During those two long years, I went through a lot of emotions. I was angry, I felt disappointed. I often felt confused and overwhelmed about the process. One day I was being told one thing, and then subsequently being told another. I had to really push past all those emotions to get where I am today, taking long-acting injectable HIV treatment. But it took a lot of effort, patience and education about the whole process. Education can help eliminate some of the emotions that may come up for someone who wants to explore new treatment options, because it often may seem like the doctor is responsible for delays and barriers, whereas it’s actually not even the doctor’s fault that the process is taking so long. Often it is really the insurance company that is responsible for unnecessary hold-ups. I have seen some people get on Cabenuva quickly. But for me it took about a year for my current provider to finally process all the paperwork necessary for them to administer the medication to me. And when they began to give it out, I was the second patient in my health facility to obtain access to it.
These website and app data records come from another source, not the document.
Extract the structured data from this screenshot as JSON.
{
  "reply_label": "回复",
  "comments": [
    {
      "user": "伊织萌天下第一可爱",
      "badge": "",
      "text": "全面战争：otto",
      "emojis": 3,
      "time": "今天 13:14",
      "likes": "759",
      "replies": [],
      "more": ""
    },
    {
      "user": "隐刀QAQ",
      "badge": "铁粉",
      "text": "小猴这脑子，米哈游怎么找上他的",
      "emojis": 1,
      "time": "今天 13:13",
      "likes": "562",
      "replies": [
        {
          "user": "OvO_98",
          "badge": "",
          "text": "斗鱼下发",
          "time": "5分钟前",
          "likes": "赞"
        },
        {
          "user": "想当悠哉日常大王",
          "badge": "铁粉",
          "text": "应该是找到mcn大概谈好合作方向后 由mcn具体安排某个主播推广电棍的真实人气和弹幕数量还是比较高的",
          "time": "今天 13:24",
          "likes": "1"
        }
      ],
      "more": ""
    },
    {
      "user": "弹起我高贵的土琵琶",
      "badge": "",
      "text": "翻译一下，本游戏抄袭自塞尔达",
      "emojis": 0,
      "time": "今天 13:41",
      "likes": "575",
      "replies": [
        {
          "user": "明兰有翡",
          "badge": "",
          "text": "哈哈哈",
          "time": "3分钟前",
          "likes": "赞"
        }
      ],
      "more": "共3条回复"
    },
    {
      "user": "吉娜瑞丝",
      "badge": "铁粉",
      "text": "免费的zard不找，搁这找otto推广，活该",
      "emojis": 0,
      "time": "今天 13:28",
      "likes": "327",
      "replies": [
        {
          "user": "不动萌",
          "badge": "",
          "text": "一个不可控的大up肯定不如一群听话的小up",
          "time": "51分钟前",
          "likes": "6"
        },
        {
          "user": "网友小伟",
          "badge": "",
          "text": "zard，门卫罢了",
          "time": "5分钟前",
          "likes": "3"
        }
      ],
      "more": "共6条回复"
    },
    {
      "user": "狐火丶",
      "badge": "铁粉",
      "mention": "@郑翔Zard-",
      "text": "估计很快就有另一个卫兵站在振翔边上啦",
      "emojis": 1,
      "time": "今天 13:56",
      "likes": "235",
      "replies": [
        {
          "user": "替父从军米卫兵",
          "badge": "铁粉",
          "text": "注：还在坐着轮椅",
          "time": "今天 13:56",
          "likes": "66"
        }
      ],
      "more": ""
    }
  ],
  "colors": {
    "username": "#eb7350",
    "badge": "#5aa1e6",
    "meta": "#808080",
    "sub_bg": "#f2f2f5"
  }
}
When I give advice to people living with HIV who want to start long-acting injectable treatment, I tell them to be patient. It’s not going to be an overnight thing because there is a process one must go through in order to get on it. So be patient, listen to your doctor, but still advocate for yourself and make your voice heard. And if the outcome is such that you are not able to take the medication for whatever reason, just know that there are other oral treatments that you can still be on, and perhaps there are treatment options that you can switch to that may be a better fit for you.

But again, be patient. This is a new way to do HIV treatment, and anything new takes time. But I’m hoping that the process to start taking the injectable becomes less complex so that eventually a person can get on Cabenuva within a day or two of receiving their lab results. For those of us who are long-term survivors, who started HIV treatment when pills were the only option, we do sometimes get tired. We get tired of popping a pill on a day-to-day basis. And so having an injection available where you can receive it every two months is life changing. It’s life changing mentally, it’s life changing physically and it’s life changing spiritually as well. It just changes your life for the better. You no longer worry about missing a dose or leaving a medication at home and traveling and things like that. It really pushes you to assert even more control over your own health.

HIV treatment for me means that I have an opportunity to live my best and complete life. That means that I can still do all the things that I want to do. Treatment allows me not to really worry about a lot of things and I can focus on achieving all the things that I want to accomplish in life.

Despite my frustration waiting to get approved for Cabenuva, I still stayed on my daily oral medication until the approval went through. But the biggest thing is that I didn’t give up—that’s my advice. Keep pursuing what you believe you deserve and is available to you, no matter how long it may take.